“We do live in a digital world now, and people need to be extremely careful when they are utilizing devices like that. People that sometimes have an intent that is not in your best interest can access your digital information and expose you as an open book,” Johnson said. “I would encourage people to make sure they’ve got secure devices, change their passwords and don’t access public Wi-Fi if at all possible without having proper firewalls on their devices.”
Asked if he had spoken with Byng Public Schools leadership about the matter — and whether the district has a legal or moral obligation to tell faculty and parents about the extent of Milliren’s hacking — Johnson said he had yet to speak with Wilson or the school board after assuming office Jan. 3.
“I do intend to visit with them in the near future. I’ve always had a good relationship with the Byng superintendent and the administration at Byng. I do believe they are a well-run public school system,” Johnson said. “I would encourage all schools in District 22 to revisit their digital policies and make sure those are living, breathing documents, as opposed to a policy they might have adopted 10 years ago, because technology changes so quickly and so rapidly that that needs to be reviewed at least on a yearly basis.”
Rep. Ronny Johns (R-Ada) echoed Johnson’s remarks.

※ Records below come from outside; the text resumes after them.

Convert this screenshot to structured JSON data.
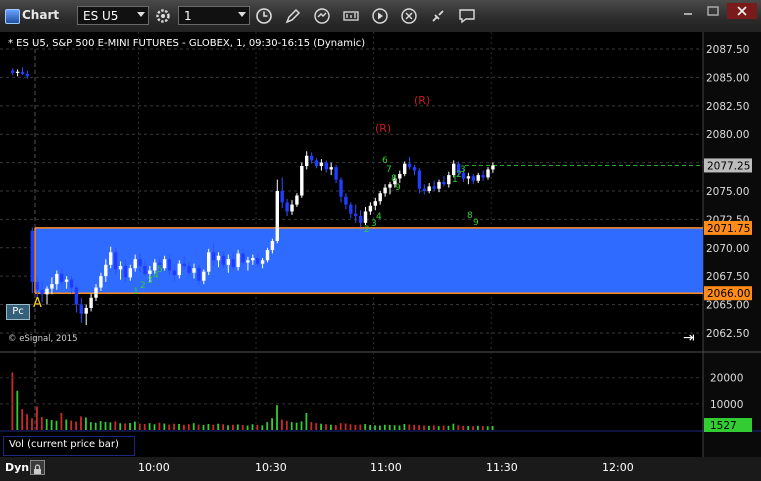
{
  "window": {
    "title": "Chart",
    "symbol": "ES U5",
    "interval": "1"
  },
  "chart": {
    "description": "* ES U5, S&P 500 E-MINI FUTURES - GLOBEX, 1, 09:30-16:15 (Dynamic)",
    "copyright": "© eSignal, 2015",
    "pc_button": "Pc",
    "goto_end_icon": "⇥",
    "price_ticks": [
      "2087.50",
      "2085.00",
      "2082.50",
      "2080.00",
      "2077.25",
      "2075.00",
      "2072.50",
      "2071.75",
      "2070.00",
      "2067.50",
      "2066.00",
      "2065.00",
      "2062.50"
    ],
    "last_price": "2077.25",
    "upper_level": "2071.75",
    "lower_level": "2066.00",
    "annotations": {
      "r1": "(R)",
      "r2": "(R)",
      "a": "A"
    },
    "volume_ticks": [
      "20000",
      "10000"
    ],
    "last_volume": "1527",
    "volume_label": "Vol (current price bar)",
    "time_ticks": [
      "10:00",
      "10:30",
      "11:00",
      "11:30",
      "12:00"
    ],
    "bottom_label": "Dyn",
    "colors": {
      "band": "#2f6bff",
      "level_line": "#ff8c1a",
      "price_box": "#ff8c1a",
      "last_box": "#bcbcbc",
      "vol_up": "#33cc33",
      "vol_down": "#cc2a2a",
      "vol_last_box": "#33cc33"
    }
  },
  "chart_data": {
    "type": "candlestick",
    "bars": [
      [
        2085.6,
        2085.8,
        2085.2,
        2085.4
      ],
      [
        2085.4,
        2085.7,
        2085.1,
        2085.5
      ],
      [
        2085.5,
        2085.9,
        2085.2,
        2085.3
      ],
      [
        2085.3,
        2085.6,
        2084.9,
        2085.1
      ],
      [
        2071.5,
        2071.8,
        2066.0,
        2067.0
      ],
      [
        2067.0,
        2067.5,
        2065.6,
        2066.3
      ],
      [
        2066.3,
        2067.0,
        2065.2,
        2065.9
      ],
      [
        2065.9,
        2066.6,
        2065.0,
        2066.4
      ],
      [
        2066.4,
        2067.4,
        2065.9,
        2066.8
      ],
      [
        2066.8,
        2068.0,
        2066.3,
        2067.7
      ],
      [
        2067.7,
        2068.2,
        2066.8,
        2067.0
      ],
      [
        2067.0,
        2067.5,
        2066.4,
        2067.2
      ],
      [
        2067.2,
        2067.5,
        2066.0,
        2066.5
      ],
      [
        2066.5,
        2066.8,
        2064.3,
        2065.0
      ],
      [
        2065.0,
        2065.6,
        2063.4,
        2064.2
      ],
      [
        2064.2,
        2065.0,
        2063.2,
        2064.7
      ],
      [
        2064.7,
        2066.0,
        2064.4,
        2065.6
      ],
      [
        2065.6,
        2066.8,
        2065.3,
        2066.5
      ],
      [
        2066.5,
        2067.8,
        2066.2,
        2067.5
      ],
      [
        2067.5,
        2069.0,
        2067.0,
        2068.5
      ],
      [
        2068.5,
        2070.1,
        2068.2,
        2069.6
      ],
      [
        2069.6,
        2070.0,
        2067.6,
        2068.1
      ],
      [
        2068.1,
        2068.8,
        2067.2,
        2068.4
      ],
      [
        2068.4,
        2068.9,
        2067.0,
        2067.4
      ],
      [
        2067.4,
        2068.5,
        2067.1,
        2068.2
      ],
      [
        2068.2,
        2069.4,
        2067.9,
        2069.0
      ],
      [
        2069.0,
        2069.5,
        2067.9,
        2068.4
      ],
      [
        2068.4,
        2068.9,
        2067.5,
        2067.7
      ],
      [
        2067.7,
        2068.4,
        2067.0,
        2068.0
      ],
      [
        2068.0,
        2069.0,
        2067.7,
        2068.7
      ],
      [
        2068.7,
        2069.2,
        2067.9,
        2068.2
      ],
      [
        2068.2,
        2069.3,
        2068.0,
        2069.0
      ],
      [
        2069.0,
        2069.4,
        2067.6,
        2068.0
      ],
      [
        2068.0,
        2068.5,
        2067.0,
        2067.6
      ],
      [
        2067.6,
        2068.9,
        2067.3,
        2068.6
      ],
      [
        2068.6,
        2069.3,
        2068.1,
        2068.4
      ],
      [
        2068.4,
        2068.8,
        2067.5,
        2067.8
      ],
      [
        2067.8,
        2068.6,
        2067.3,
        2068.2
      ],
      [
        2068.2,
        2068.5,
        2066.7,
        2067.1
      ],
      [
        2067.1,
        2068.1,
        2066.8,
        2067.9
      ],
      [
        2067.9,
        2069.9,
        2067.6,
        2069.6
      ],
      [
        2069.6,
        2070.4,
        2068.4,
        2068.9
      ],
      [
        2068.9,
        2069.6,
        2068.3,
        2069.3
      ],
      [
        2069.3,
        2069.7,
        2068.2,
        2068.5
      ],
      [
        2068.5,
        2069.4,
        2067.8,
        2069.0
      ],
      [
        2069.0,
        2069.5,
        2068.0,
        2068.3
      ],
      [
        2068.3,
        2069.8,
        2068.0,
        2069.5
      ],
      [
        2069.5,
        2069.9,
        2068.5,
        2068.7
      ],
      [
        2068.7,
        2069.2,
        2068.0,
        2068.9
      ],
      [
        2068.9,
        2069.4,
        2068.5,
        2069.1
      ],
      [
        2069.1,
        2069.5,
        2068.4,
        2068.6
      ],
      [
        2068.6,
        2069.1,
        2068.2,
        2068.9
      ],
      [
        2068.9,
        2070.0,
        2068.7,
        2069.8
      ],
      [
        2069.8,
        2070.8,
        2069.5,
        2070.6
      ],
      [
        2070.6,
        2076.0,
        2070.4,
        2075.0
      ],
      [
        2075.0,
        2076.2,
        2073.5,
        2074.0
      ],
      [
        2074.0,
        2074.3,
        2072.8,
        2073.2
      ],
      [
        2073.2,
        2074.2,
        2072.9,
        2073.8
      ],
      [
        2073.8,
        2074.8,
        2073.6,
        2074.6
      ],
      [
        2074.6,
        2077.5,
        2074.4,
        2077.2
      ],
      [
        2077.2,
        2078.5,
        2076.9,
        2078.1
      ],
      [
        2078.1,
        2078.4,
        2077.4,
        2077.7
      ],
      [
        2077.7,
        2077.9,
        2077.0,
        2077.2
      ],
      [
        2077.2,
        2077.8,
        2076.8,
        2077.5
      ],
      [
        2077.5,
        2077.7,
        2076.6,
        2076.9
      ],
      [
        2076.9,
        2077.5,
        2076.4,
        2077.1
      ],
      [
        2077.1,
        2077.3,
        2075.7,
        2076.0
      ],
      [
        2076.0,
        2076.2,
        2074.0,
        2074.5
      ],
      [
        2074.5,
        2074.8,
        2073.4,
        2073.8
      ],
      [
        2073.8,
        2074.0,
        2072.6,
        2073.0
      ],
      [
        2073.0,
        2073.8,
        2072.2,
        2072.8
      ],
      [
        2072.8,
        2073.3,
        2071.8,
        2072.2
      ],
      [
        2072.2,
        2073.6,
        2072.0,
        2073.2
      ],
      [
        2073.2,
        2074.0,
        2072.9,
        2073.7
      ],
      [
        2073.7,
        2074.4,
        2073.3,
        2074.1
      ],
      [
        2074.1,
        2075.0,
        2073.8,
        2074.8
      ],
      [
        2074.8,
        2075.6,
        2074.5,
        2075.3
      ],
      [
        2075.3,
        2075.8,
        2074.7,
        2075.6
      ],
      [
        2075.6,
        2076.4,
        2075.3,
        2076.1
      ],
      [
        2076.1,
        2076.8,
        2075.7,
        2076.5
      ],
      [
        2076.5,
        2077.6,
        2076.3,
        2077.4
      ],
      [
        2077.4,
        2078.0,
        2076.9,
        2077.1
      ],
      [
        2077.1,
        2077.3,
        2076.4,
        2076.8
      ],
      [
        2076.8,
        2077.0,
        2074.8,
        2075.2
      ],
      [
        2075.2,
        2075.6,
        2074.7,
        2075.0
      ],
      [
        2075.0,
        2075.7,
        2074.8,
        2075.4
      ],
      [
        2075.4,
        2075.9,
        2075.0,
        2075.2
      ],
      [
        2075.2,
        2076.0,
        2074.9,
        2075.8
      ],
      [
        2075.8,
        2076.3,
        2075.4,
        2075.6
      ],
      [
        2075.6,
        2076.7,
        2075.3,
        2076.4
      ],
      [
        2076.4,
        2077.7,
        2076.2,
        2077.4
      ],
      [
        2077.4,
        2077.6,
        2076.3,
        2076.6
      ],
      [
        2076.6,
        2076.9,
        2075.8,
        2076.1
      ],
      [
        2076.1,
        2076.6,
        2075.6,
        2076.3
      ],
      [
        2076.3,
        2076.5,
        2075.6,
        2075.9
      ],
      [
        2075.9,
        2076.6,
        2075.7,
        2076.4
      ],
      [
        2076.4,
        2076.8,
        2075.9,
        2076.2
      ],
      [
        2076.2,
        2077.1,
        2076.0,
        2076.9
      ],
      [
        2076.9,
        2077.5,
        2076.6,
        2077.25
      ]
    ],
    "volume": [
      22000,
      15000,
      8000,
      6000,
      4500,
      9000,
      5000,
      4200,
      3800,
      3500,
      6500,
      4000,
      3600,
      3200,
      5200,
      4800,
      3000,
      2800,
      3400,
      3100,
      2900,
      3300,
      2600,
      2500,
      2700,
      3200,
      2400,
      2300,
      2600,
      2200,
      2800,
      2500,
      2100,
      2400,
      2300,
      2000,
      2200,
      2600,
      2100,
      1900,
      2300,
      2000,
      2400,
      2200,
      1800,
      2000,
      2100,
      1900,
      1700,
      2200,
      2000,
      1800,
      3000,
      4500,
      9500,
      4000,
      3500,
      3000,
      2800,
      3300,
      6500,
      3000,
      2600,
      2400,
      2200,
      2000,
      1900,
      2600,
      2500,
      2200,
      2000,
      2100,
      2300,
      1900,
      1800,
      1700,
      2000,
      1900,
      1800,
      1700,
      2300,
      2100,
      2000,
      1900,
      1700,
      1600,
      1800,
      1500,
      1700,
      1600,
      2400,
      1800,
      1600,
      1500,
      1400,
      1600,
      1500,
      1400,
      1527
    ],
    "ylim": [
      2061,
      2089
    ],
    "vol_ylim": [
      0,
      26000
    ]
  }
}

“It’s very concerning. We’ve got to be able to protect whoever gets on our servers and that kind of thing,” said Johns, a former school administrator. “It’s very concerning that someone would be able to do what he is accused of doing. We’ve got to make sure that we update all of our technology and things to make sure we protect everyone who gets on those servers.”
Johns recalled a situation from a decade ago when a local junior high school student approached a district’s administration to say he could easily hack into the school’s website to access all sorts of information.
“He was able to get into the system and network,” Johns said. “The kid showed them how he did it, and then they corrected everything to where no one would be able to do it again.”
Johns said the school ended up having the student help out in the district’s IT department.
“I think as a ninth grader as one of his electives they basically assigned him to the office and he helped teachers with computer problems,” Johns said. “I saw him not too long ago, and he is doing his own broadband company now. It was a lot of fun to talk to him.”
Johns said the Byng Public Schools situation, however, is anything other than fun.
“It’s very serious,” he said.